He also recommended that companies interested in these cyber opportunities register on the Aquisition Resources Center (ARC), the business registry database that provides industry with a one-stop source for acquisition information for classified and highly sensitive procurements.
Bill Weinberg, the former director of acquisition management at Immigration and Customs Enforcement, is now the managing director of the federal practice at Guidepost Solutions, Security, and Technology Consulting. He said that for ICE, detention beds are the biggest part of the discretionary budget.
“Bed costs alone consume over a third of the $7-$8 billion ICE budget now,” Weinberg said. “Right now, the number of people detained is in the high 40,000s, which is considerably above any of the budget numbers that are being tossed around between the Senate and the House versions of the Homeland Security bill.”
That means another year where the ICE budget could be facing a sizable budget shortfall, Weinberg warned.
“When you’re in the enforcement business, you enforce,” he said. “You don’t decide to not enforce, you don’t decide not to detain… and when the obstacles to removal get more prevalent you end up detaining people longer, using more money but removing fewer people and exceeding your budget.”
Working Within the Confines of the Coast Guard
Adm. Sandra Stosz, who retired last year as the USCG Deputy Commandant for Mission Support, said that Amazon’s intention to open a headquarters in Arlington spells more competition for talent for federal agencies and departments, including the Coast Guard. She is also a historical figure, as she was the first woman to be named superintendent of the U.S. Coast Guard Academy.
“They’re coming with the promise of 25,000 jobs,” Stosz said. “The average salary of those 25,000 jobs is $150,000… And I’m really worried for the government, because we train these young people — we bring them to the academy or put them through school, but once they complete their obligated service, we might lose them. They’ve got to love our mission, which most of them do, but we can’t compete on the salary.”
“And, therefore, I really think that we in this room need to look at a way that we can add talent to what I call a ‘talent cloud,’ so we can share talent between government and industry,” she added.
The Coast Guard falls under DHS and remains the only military branch that is working while not getting paid during the government shutdown, which affects agencies whose appropriations bills have not been passed.
“I remember back in 2013, when I was superintendent of the Coast Guard Academy, we found out, calculated, who was going to be non-essential,” Stosz said. “And then we notified those people that they were non-essential, and they’d be going home and this was very upsetting to them because they were told they were non-essential, even though they were doing very important work.”
Stosz said that Coast Guard IT needs modernization, but the USCG budget has not kept pace with inflation.
“We don’t have the infrastructure, processes and organizational construct necessary to most effectively build out our IT solutions,” she said. “So, keep that in mind when you’re working with Coast Guard.
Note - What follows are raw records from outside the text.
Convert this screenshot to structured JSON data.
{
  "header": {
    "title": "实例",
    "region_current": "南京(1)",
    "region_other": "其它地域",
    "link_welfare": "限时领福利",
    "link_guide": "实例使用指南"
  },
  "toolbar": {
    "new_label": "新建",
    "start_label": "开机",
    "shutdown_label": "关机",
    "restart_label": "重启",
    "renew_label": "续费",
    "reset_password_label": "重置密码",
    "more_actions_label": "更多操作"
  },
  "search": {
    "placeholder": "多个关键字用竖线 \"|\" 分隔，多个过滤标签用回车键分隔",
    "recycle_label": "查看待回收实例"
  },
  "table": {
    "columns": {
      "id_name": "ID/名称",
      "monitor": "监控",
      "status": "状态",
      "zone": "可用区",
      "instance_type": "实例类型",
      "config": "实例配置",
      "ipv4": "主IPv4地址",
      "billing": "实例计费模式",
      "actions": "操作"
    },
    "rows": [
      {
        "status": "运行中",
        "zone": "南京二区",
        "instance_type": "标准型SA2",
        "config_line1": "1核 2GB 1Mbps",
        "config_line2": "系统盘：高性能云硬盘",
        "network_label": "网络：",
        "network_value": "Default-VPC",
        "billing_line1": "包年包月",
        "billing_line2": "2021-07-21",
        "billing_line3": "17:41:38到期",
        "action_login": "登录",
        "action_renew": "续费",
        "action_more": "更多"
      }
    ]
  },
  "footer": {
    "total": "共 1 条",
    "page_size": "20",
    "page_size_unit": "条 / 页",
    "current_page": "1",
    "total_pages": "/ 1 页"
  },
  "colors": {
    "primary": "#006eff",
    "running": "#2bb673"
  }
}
We don’t even have the funding to put into our enterprise mission platform to launch the endpoint devices and other technical systems and devices that we need to do our mission.”
Stosz explained that the Coast Guard is a small service doing big things on a shoestring budget.
“We’re really challenged on our money and all of our appropriations, and even five-year acquisition, construction improvement money that’s budgeted year-to-year could be rescinded by the Congress if it’s not all spent, making it very hard for us to manage,” she said. “We’re not the kind of border security that most people think of — we’re not the wall and we’re not detention beds. In fact, money for some of our capital assets is threatened by the need for detention beds and walls.”